by Colleen Cambridge
Agatha was a great lover of dogs. She credited her wire-haired terrier Peter for helping get her through her difficult divorce from Archie Christie. In fact, in Agatha’s mind, there was never a better friend than a faithful dog—and so she created a fictional Order of the Faithful Dog and all of her dogs were enrolled in it. It was the highest of compliments for one of Agatha’s friends (i.e., a human) to be enrolled in the Order of the Faithful Dog—an honor she bestowed, jokingly, on only a few people.
Agatha was not fond of publicity or the press. She was very shy, and became even more so after the brouhaha when she famously disappeared for eleven days after her husband left her for another woman. For the rest of her life, she tried to avoid the press as much as possible because no matter what project she had just published, the interviewer or journalist always wanted to talk about the disappearance.
Agatha traveled widely all her life. She spent time in France when she was younger, and she and both of her husbands traveled extensively. If you read many of her books, you’ll see that influence in them, for, as English-countryside-murder as they might seem to be, a good number of them are international thrillers or set in countries other than England.
Agatha liked to write in notebooks. She would jot down ideas, haphazardly, into notebooks, notepads, sheaves of paper, etc. She would “borrow” her daughter Rosalind’s notebooks, or take them from any place in the house in order to get her ideas on paper before she forgot them. Thus, she built up quite a collection of notes over the decades she was writing—and they weren’t very organized. She might have jotted notes about a Poirot story in between thoughts on a Marple or Tuppence and Tommy book. They were neither chronological, nor organized by book, character, time, or thought. They were simply receptacles for whatever was in her head at the moment: it had to be written down.
During the time of her difficult divorce from Archie Christie, Agatha was contracted to write two novels. One was The Mystery of the Blue Train, which she always thought was the worst of her books. She had no choice but to write the book despite the upset in her life, partly because she needed the money. The other book ended up being The Big Four, which took several Poirot short stories that had been published in periodicals and wove them together in a somewhat clumsy story about an international team of villains called The Big Four. Because of that difficult time, Agatha wrote an extra book and gave it to her literary agent to have on hand in case something else like that happened in the future.
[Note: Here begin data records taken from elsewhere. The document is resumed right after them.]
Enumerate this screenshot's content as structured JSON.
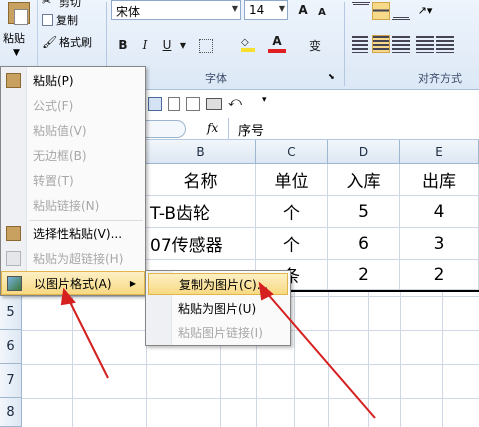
{
  "ribbon": {
    "paste_label": "粘贴",
    "cut_label": "剪切",
    "copy_label": "复制",
    "format_painter_label": "格式刷",
    "font_name": "宋体",
    "font_size": "14",
    "font_group_label": "字体",
    "align_group_label": "对齐方式",
    "bold": "B",
    "italic": "I",
    "underline": "U",
    "grow_font": "A",
    "shrink_font": "A",
    "font_color": "A",
    "phonetic": "变",
    "accent_color": "#f8d982",
    "font_color_value": "#e02020"
  },
  "formula_bar": {
    "fx_label": "fx",
    "value": "序号"
  },
  "columns": [
    "B",
    "C",
    "D",
    "E"
  ],
  "rows": [
    {
      "num": "",
      "cells": [
        "名称",
        "单位",
        "入库",
        "出库"
      ]
    },
    {
      "num": "",
      "cells": [
        "T-B齿轮",
        "个",
        "5",
        "4"
      ]
    },
    {
      "num": "",
      "cells": [
        "07传感器",
        "个",
        "6",
        "3"
      ]
    },
    {
      "num": "",
      "cells": [
        "",
        "条",
        "2",
        "2"
      ]
    },
    {
      "num": "5",
      "cells": [
        "",
        "",
        "",
        ""
      ]
    },
    {
      "num": "6",
      "cells": [
        "",
        "",
        "",
        ""
      ]
    },
    {
      "num": "7",
      "cells": [
        "",
        "",
        "",
        ""
      ]
    },
    {
      "num": "8",
      "cells": [
        "",
        "",
        "",
        ""
      ]
    }
  ],
  "context_menu": {
    "items": [
      {
        "label": "粘贴(P)",
        "enabled": true,
        "icon": "paste-icon"
      },
      {
        "label": "公式(F)",
        "enabled": false
      },
      {
        "label": "粘贴值(V)",
        "enabled": false
      },
      {
        "label": "无边框(B)",
        "enabled": false
      },
      {
        "label": "转置(T)",
        "enabled": false
      },
      {
        "label": "粘贴链接(N)",
        "enabled": false
      },
      {
        "label": "选择性粘贴(V)...",
        "enabled": true,
        "icon": "paste-special-icon"
      },
      {
        "label": "粘贴为超链接(H)",
        "enabled": false,
        "icon": "hyperlink-icon"
      },
      {
        "label": "以图片格式(A)",
        "enabled": true,
        "icon": "picture-icon",
        "submenu_arrow": "▶"
      }
    ]
  },
  "submenu": {
    "items": [
      {
        "label": "复制为图片(C)...",
        "enabled": true
      },
      {
        "label": "粘贴为图片(U)",
        "enabled": true
      },
      {
        "label": "粘贴图片链接(I)",
        "enabled": false
      }
    ]
  },
  "annotation_color": "#d62020"
}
She didn’t want to have to push herself to write something that wouldn’t be up to her standards if she ever went through a difficult life change again. Smart plan!
In this delightful new historical mystery series, Phyllida Bright, housekeeper and amateur sleuth, discovers a body in the library—and a mystery to baffle even her famous employer…
Tucked away among Devon’s rolling green hills, Mallowan Hall combines the best of English tradition with the modern conveniences of 1930. Housekeeper Phyllida Bright, as efficient as she is personable, manages the large household with an iron fist in her very elegant glove. In one respect, however, Mallowan Hall stands far apart from other picturesque country houses…
The manor is home to archaeologist Max Mallowan and his famous wife, Agatha Christie. Phyllida is both loyal to and protective of the crime writer, who is as much friend as employer. An aficionado of detective fiction, Phyllida has yet to find a gentleman in real life half as fascinating as Mrs. Agatha’s Belgian hero, Hercule Poirot. But though accustomed to murder and its methods as frequent topics of conversation, Phyllida is unprepared for the sight of a very real, very dead body on the library floor…
A former Army nurse, Phyllida reacts with practical common sense—and a great deal of curiosity. It soon becomes clear that the victim arrived at Mallowan Hall under false pretenses during a weekend party. Now, Phyllida not only has a houseful of demanding guests on her hands—along with a distracted, anxious staff—but hordes of reporters camping outside. When another dead body is discovered—this time, one of her housemaids—Phyllida decides to follow in M. Poirot’s footsteps to determine which of the Mallowans’ guests is the killer. With help from the village’s handsome physician, Dr. Bhatt, Mr. Dobble, the butler, along with other household staff, Phyllida assembles the clues. Yet, she is all too aware that the killer must still be close at hand and poised to strike again. And only Phyllida’s wits will prevent her own story from coming to an abrupt end…